Instructions for the task: Where in the entries below does "value" appear? Copy every line that has it.

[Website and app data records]
────────────────

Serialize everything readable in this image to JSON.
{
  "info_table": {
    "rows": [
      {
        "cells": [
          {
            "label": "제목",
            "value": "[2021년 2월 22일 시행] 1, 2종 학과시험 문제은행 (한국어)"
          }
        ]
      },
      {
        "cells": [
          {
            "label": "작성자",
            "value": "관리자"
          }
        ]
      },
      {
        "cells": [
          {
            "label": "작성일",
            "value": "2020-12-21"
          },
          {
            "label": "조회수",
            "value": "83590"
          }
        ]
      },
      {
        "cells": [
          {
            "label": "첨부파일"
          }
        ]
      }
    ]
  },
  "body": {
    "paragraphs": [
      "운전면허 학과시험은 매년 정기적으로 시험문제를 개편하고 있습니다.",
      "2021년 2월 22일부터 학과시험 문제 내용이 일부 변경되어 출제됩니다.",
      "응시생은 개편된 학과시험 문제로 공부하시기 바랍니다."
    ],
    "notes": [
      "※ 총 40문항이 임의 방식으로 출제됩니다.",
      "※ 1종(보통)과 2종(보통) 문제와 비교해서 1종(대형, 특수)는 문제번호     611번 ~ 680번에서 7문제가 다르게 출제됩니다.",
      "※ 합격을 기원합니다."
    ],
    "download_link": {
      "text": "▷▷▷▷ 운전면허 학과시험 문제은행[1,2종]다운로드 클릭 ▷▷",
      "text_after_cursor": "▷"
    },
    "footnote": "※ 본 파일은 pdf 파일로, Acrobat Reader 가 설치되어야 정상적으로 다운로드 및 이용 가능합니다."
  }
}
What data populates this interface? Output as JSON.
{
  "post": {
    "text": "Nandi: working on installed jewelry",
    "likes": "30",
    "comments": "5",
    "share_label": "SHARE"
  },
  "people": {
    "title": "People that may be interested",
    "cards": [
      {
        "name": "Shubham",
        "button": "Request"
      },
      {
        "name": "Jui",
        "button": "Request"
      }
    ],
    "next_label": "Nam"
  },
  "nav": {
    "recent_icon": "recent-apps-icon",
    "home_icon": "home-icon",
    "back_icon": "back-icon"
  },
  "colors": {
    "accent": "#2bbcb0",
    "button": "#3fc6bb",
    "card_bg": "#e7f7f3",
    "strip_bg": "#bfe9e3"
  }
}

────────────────

Exercise output:
            "value": "[2021년 2월 22일 시행] 1, 2종 학과시험 문제은행 (한국어)"
            "value": "관리자"
            "value": "2020-12-21"
            "value": "83590"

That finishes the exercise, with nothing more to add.